(Provided entries)
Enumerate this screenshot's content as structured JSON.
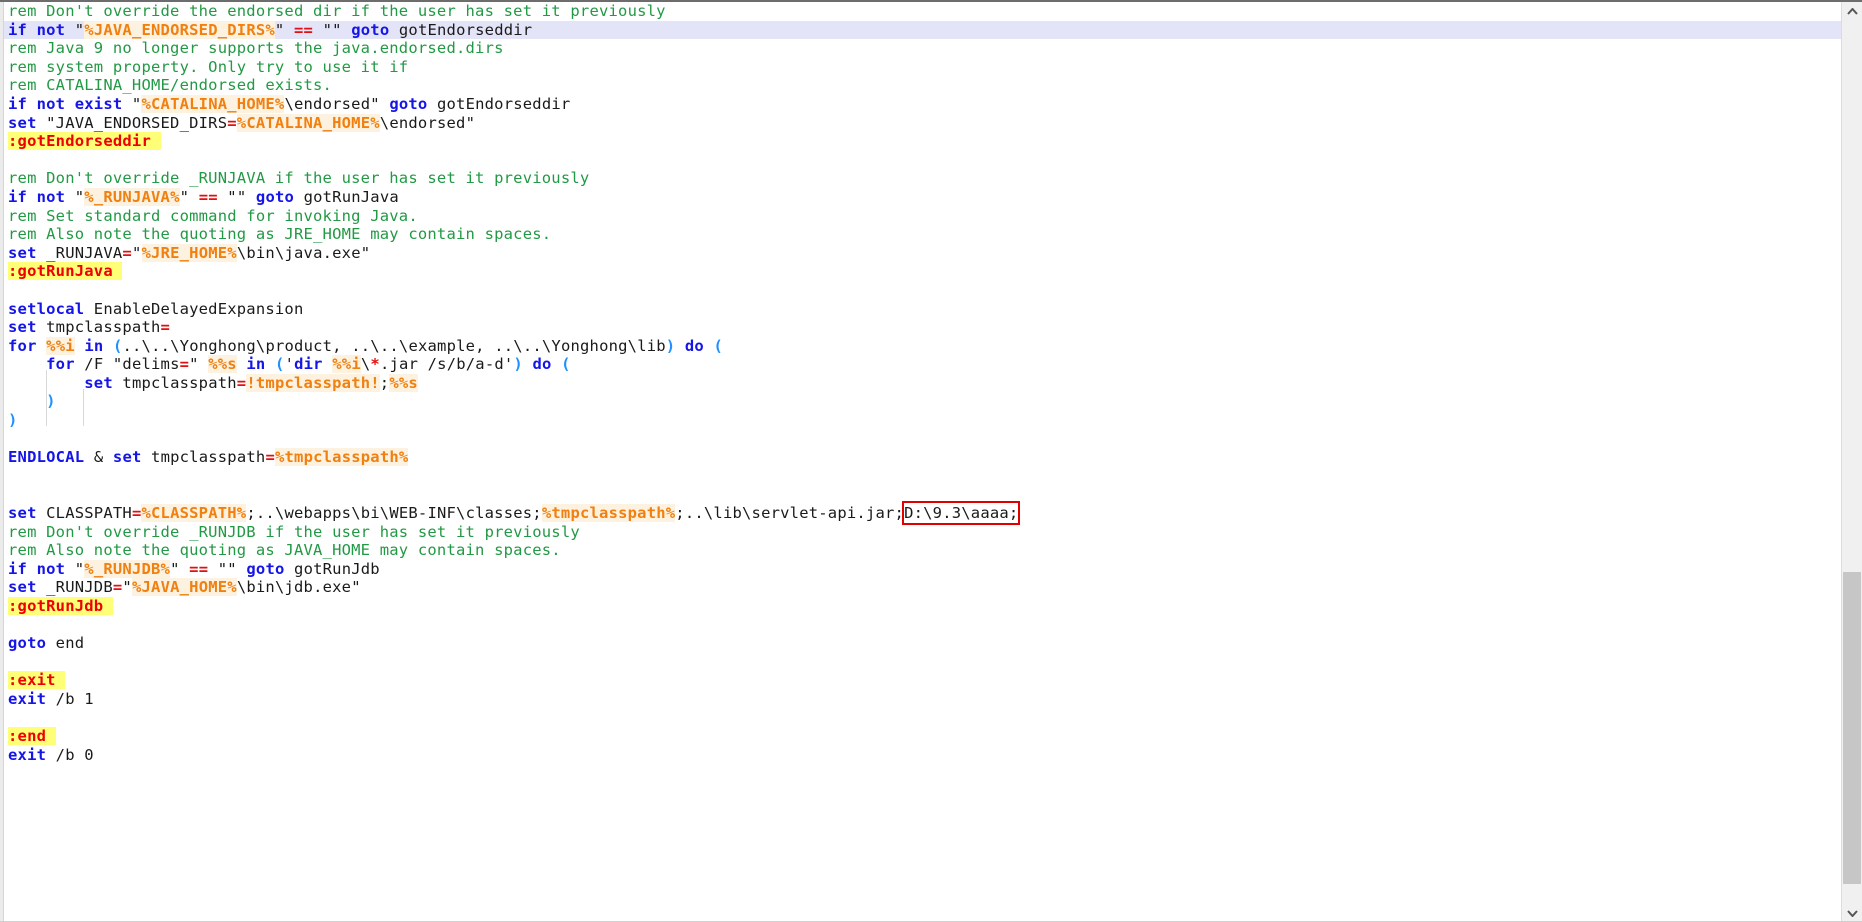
{
  "app": {
    "kind": "code-editor",
    "language": "Windows Batch / CMD script",
    "colors": {
      "keyword": "#1515e8",
      "comment": "#229944",
      "variable": "#f08010",
      "variable_bg": "#fdf1e0",
      "operator": "#e01010",
      "label_text": "#ee0000",
      "label_bg": "#ffff77",
      "paren": "#1e90ff",
      "plain_text": "#1a1a1a",
      "active_line_bg": "#e4e4f8",
      "editor_bg": "#ffffff",
      "gutter_bg": "#ebebeb",
      "scrollbar_track": "#f0f0f0",
      "scrollbar_thumb": "#c6c6c6",
      "annotation_box": "#e00000"
    }
  },
  "scrollbar": {
    "up_arrow_name": "chevron-up-icon",
    "down_arrow_name": "chevron-down-icon",
    "thumb_name": "vertical-scrollbar-thumb"
  },
  "annotation": {
    "boxed_text": "D:\\9.3\\aaaa;",
    "box_color": "#e00000"
  },
  "code": {
    "active_line_index": 1,
    "lines": [
      {
        "n": 1,
        "tokens": [
          {
            "t": "cmt",
            "v": "rem Don't override the endorsed dir if the user has set it previously"
          }
        ]
      },
      {
        "n": 2,
        "active": true,
        "tokens": [
          {
            "t": "kw",
            "v": "if not"
          },
          {
            "t": "plain",
            "v": " \""
          },
          {
            "t": "var",
            "v": "%JAVA_ENDORSED_DIRS%"
          },
          {
            "t": "plain",
            "v": "\" "
          },
          {
            "t": "op",
            "v": "=="
          },
          {
            "t": "plain",
            "v": " \"\" "
          },
          {
            "t": "kw",
            "v": "goto"
          },
          {
            "t": "plain",
            "v": " gotEndorseddir"
          }
        ]
      },
      {
        "n": 3,
        "tokens": [
          {
            "t": "cmt",
            "v": "rem Java 9 no longer supports the java.endorsed.dirs"
          }
        ]
      },
      {
        "n": 4,
        "tokens": [
          {
            "t": "cmt",
            "v": "rem system property. Only try to use it if"
          }
        ]
      },
      {
        "n": 5,
        "tokens": [
          {
            "t": "cmt",
            "v": "rem CATALINA_HOME/endorsed exists."
          }
        ]
      },
      {
        "n": 6,
        "tokens": [
          {
            "t": "kw",
            "v": "if not exist"
          },
          {
            "t": "plain",
            "v": " \""
          },
          {
            "t": "var",
            "v": "%CATALINA_HOME%"
          },
          {
            "t": "plain",
            "v": "\\endorsed\" "
          },
          {
            "t": "kw",
            "v": "goto"
          },
          {
            "t": "plain",
            "v": " gotEndorseddir"
          }
        ]
      },
      {
        "n": 7,
        "tokens": [
          {
            "t": "kw",
            "v": "set"
          },
          {
            "t": "plain",
            "v": " \"JAVA_ENDORSED_DIRS"
          },
          {
            "t": "op",
            "v": "="
          },
          {
            "t": "var",
            "v": "%CATALINA_HOME%"
          },
          {
            "t": "plain",
            "v": "\\endorsed\""
          }
        ]
      },
      {
        "n": 8,
        "tokens": [
          {
            "t": "label",
            "v": ":gotEndorseddir "
          }
        ]
      },
      {
        "n": 9,
        "tokens": []
      },
      {
        "n": 10,
        "tokens": [
          {
            "t": "cmt",
            "v": "rem Don't override _RUNJAVA if the user has set it previously"
          }
        ]
      },
      {
        "n": 11,
        "tokens": [
          {
            "t": "kw",
            "v": "if not"
          },
          {
            "t": "plain",
            "v": " \""
          },
          {
            "t": "var",
            "v": "%_RUNJAVA%"
          },
          {
            "t": "plain",
            "v": "\" "
          },
          {
            "t": "op",
            "v": "=="
          },
          {
            "t": "plain",
            "v": " \"\" "
          },
          {
            "t": "kw",
            "v": "goto"
          },
          {
            "t": "plain",
            "v": " gotRunJava"
          }
        ]
      },
      {
        "n": 12,
        "tokens": [
          {
            "t": "cmt",
            "v": "rem Set standard command for invoking Java."
          }
        ]
      },
      {
        "n": 13,
        "tokens": [
          {
            "t": "cmt",
            "v": "rem Also note the quoting as JRE_HOME may contain spaces."
          }
        ]
      },
      {
        "n": 14,
        "tokens": [
          {
            "t": "kw",
            "v": "set"
          },
          {
            "t": "plain",
            "v": " _RUNJAVA"
          },
          {
            "t": "op",
            "v": "="
          },
          {
            "t": "plain",
            "v": "\""
          },
          {
            "t": "var",
            "v": "%JRE_HOME%"
          },
          {
            "t": "plain",
            "v": "\\bin\\java.exe\""
          }
        ]
      },
      {
        "n": 15,
        "tokens": [
          {
            "t": "label",
            "v": ":gotRunJava "
          }
        ]
      },
      {
        "n": 16,
        "tokens": []
      },
      {
        "n": 17,
        "tokens": [
          {
            "t": "kw",
            "v": "setlocal"
          },
          {
            "t": "plain",
            "v": " EnableDelayedExpansion"
          }
        ]
      },
      {
        "n": 18,
        "tokens": [
          {
            "t": "kw",
            "v": "set"
          },
          {
            "t": "plain",
            "v": " tmpclasspath"
          },
          {
            "t": "op",
            "v": "="
          }
        ]
      },
      {
        "n": 19,
        "tokens": [
          {
            "t": "kw",
            "v": "for"
          },
          {
            "t": "plain",
            "v": " "
          },
          {
            "t": "var",
            "v": "%%i"
          },
          {
            "t": "plain",
            "v": " "
          },
          {
            "t": "kw",
            "v": "in"
          },
          {
            "t": "plain",
            "v": " "
          },
          {
            "t": "paren",
            "v": "("
          },
          {
            "t": "plain",
            "v": "..\\..\\Yonghong\\product, ..\\..\\example, ..\\..\\Yonghong\\lib"
          },
          {
            "t": "paren",
            "v": ")"
          },
          {
            "t": "plain",
            "v": " "
          },
          {
            "t": "kw",
            "v": "do"
          },
          {
            "t": "plain",
            "v": " "
          },
          {
            "t": "paren",
            "v": "("
          }
        ]
      },
      {
        "n": 20,
        "tokens": [
          {
            "t": "plain",
            "v": "    "
          },
          {
            "t": "kw",
            "v": "for"
          },
          {
            "t": "plain",
            "v": " /F \"delims"
          },
          {
            "t": "op",
            "v": "="
          },
          {
            "t": "plain",
            "v": "\" "
          },
          {
            "t": "var",
            "v": "%%s"
          },
          {
            "t": "plain",
            "v": " "
          },
          {
            "t": "kw",
            "v": "in"
          },
          {
            "t": "plain",
            "v": " "
          },
          {
            "t": "paren",
            "v": "("
          },
          {
            "t": "plain",
            "v": "'"
          },
          {
            "t": "kw",
            "v": "dir"
          },
          {
            "t": "plain",
            "v": " "
          },
          {
            "t": "var",
            "v": "%%i"
          },
          {
            "t": "plain",
            "v": "\\"
          },
          {
            "t": "op",
            "v": "*"
          },
          {
            "t": "plain",
            "v": ".jar /s/b/a-d'"
          },
          {
            "t": "paren",
            "v": ")"
          },
          {
            "t": "plain",
            "v": " "
          },
          {
            "t": "kw",
            "v": "do"
          },
          {
            "t": "plain",
            "v": " "
          },
          {
            "t": "paren",
            "v": "("
          }
        ]
      },
      {
        "n": 21,
        "tokens": [
          {
            "t": "plain",
            "v": "        "
          },
          {
            "t": "kw",
            "v": "set"
          },
          {
            "t": "plain",
            "v": " tmpclasspath"
          },
          {
            "t": "op",
            "v": "="
          },
          {
            "t": "var",
            "v": "!tmpclasspath!"
          },
          {
            "t": "plain",
            "v": ";"
          },
          {
            "t": "var",
            "v": "%%s"
          }
        ]
      },
      {
        "n": 22,
        "tokens": [
          {
            "t": "plain",
            "v": "    "
          },
          {
            "t": "paren",
            "v": ")"
          }
        ]
      },
      {
        "n": 23,
        "tokens": [
          {
            "t": "paren",
            "v": ")"
          }
        ]
      },
      {
        "n": 24,
        "tokens": []
      },
      {
        "n": 25,
        "tokens": [
          {
            "t": "endlocal",
            "v": "ENDLOCAL"
          },
          {
            "t": "plain",
            "v": " "
          },
          {
            "t": "amp",
            "v": "&"
          },
          {
            "t": "plain",
            "v": " "
          },
          {
            "t": "kw",
            "v": "set"
          },
          {
            "t": "plain",
            "v": " tmpclasspath"
          },
          {
            "t": "op",
            "v": "="
          },
          {
            "t": "var",
            "v": "%tmpclasspath%"
          }
        ]
      },
      {
        "n": 26,
        "tokens": []
      },
      {
        "n": 27,
        "tokens": []
      },
      {
        "n": 28,
        "tokens": [
          {
            "t": "kw",
            "v": "set"
          },
          {
            "t": "plain",
            "v": " CLASSPATH"
          },
          {
            "t": "op",
            "v": "="
          },
          {
            "t": "var",
            "v": "%CLASSPATH%"
          },
          {
            "t": "plain",
            "v": ";..\\webapps\\bi\\WEB-INF\\classes;"
          },
          {
            "t": "var",
            "v": "%tmpclasspath%"
          },
          {
            "t": "plain",
            "v": ";..\\lib\\servlet-api.jar;"
          },
          {
            "t": "boxed",
            "v": "D:\\9.3\\aaaa;"
          }
        ]
      },
      {
        "n": 29,
        "tokens": [
          {
            "t": "cmt",
            "v": "rem Don't override _RUNJDB if the user has set it previously"
          }
        ]
      },
      {
        "n": 30,
        "tokens": [
          {
            "t": "cmt",
            "v": "rem Also note the quoting as JAVA_HOME may contain spaces."
          }
        ]
      },
      {
        "n": 31,
        "tokens": [
          {
            "t": "kw",
            "v": "if not"
          },
          {
            "t": "plain",
            "v": " \""
          },
          {
            "t": "var",
            "v": "%_RUNJDB%"
          },
          {
            "t": "plain",
            "v": "\" "
          },
          {
            "t": "op",
            "v": "=="
          },
          {
            "t": "plain",
            "v": " \"\" "
          },
          {
            "t": "kw",
            "v": "goto"
          },
          {
            "t": "plain",
            "v": " gotRunJdb"
          }
        ]
      },
      {
        "n": 32,
        "tokens": [
          {
            "t": "kw",
            "v": "set"
          },
          {
            "t": "plain",
            "v": " _RUNJDB"
          },
          {
            "t": "op",
            "v": "="
          },
          {
            "t": "plain",
            "v": "\""
          },
          {
            "t": "var",
            "v": "%JAVA_HOME%"
          },
          {
            "t": "plain",
            "v": "\\bin\\jdb.exe\""
          }
        ]
      },
      {
        "n": 33,
        "tokens": [
          {
            "t": "label",
            "v": ":gotRunJdb "
          }
        ]
      },
      {
        "n": 34,
        "tokens": []
      },
      {
        "n": 35,
        "tokens": [
          {
            "t": "kw",
            "v": "goto"
          },
          {
            "t": "plain",
            "v": " end"
          }
        ]
      },
      {
        "n": 36,
        "tokens": []
      },
      {
        "n": 37,
        "tokens": [
          {
            "t": "label",
            "v": ":exit "
          }
        ]
      },
      {
        "n": 38,
        "tokens": [
          {
            "t": "kw",
            "v": "exit"
          },
          {
            "t": "plain",
            "v": " /b 1"
          }
        ]
      },
      {
        "n": 39,
        "tokens": []
      },
      {
        "n": 40,
        "tokens": [
          {
            "t": "label",
            "v": ":end "
          }
        ]
      },
      {
        "n": 41,
        "tokens": [
          {
            "t": "kw",
            "v": "exit"
          },
          {
            "t": "plain",
            "v": " /b 0"
          }
        ]
      },
      {
        "n": 42,
        "tokens": []
      }
    ]
  }
}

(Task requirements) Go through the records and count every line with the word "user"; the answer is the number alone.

(Final answer) 3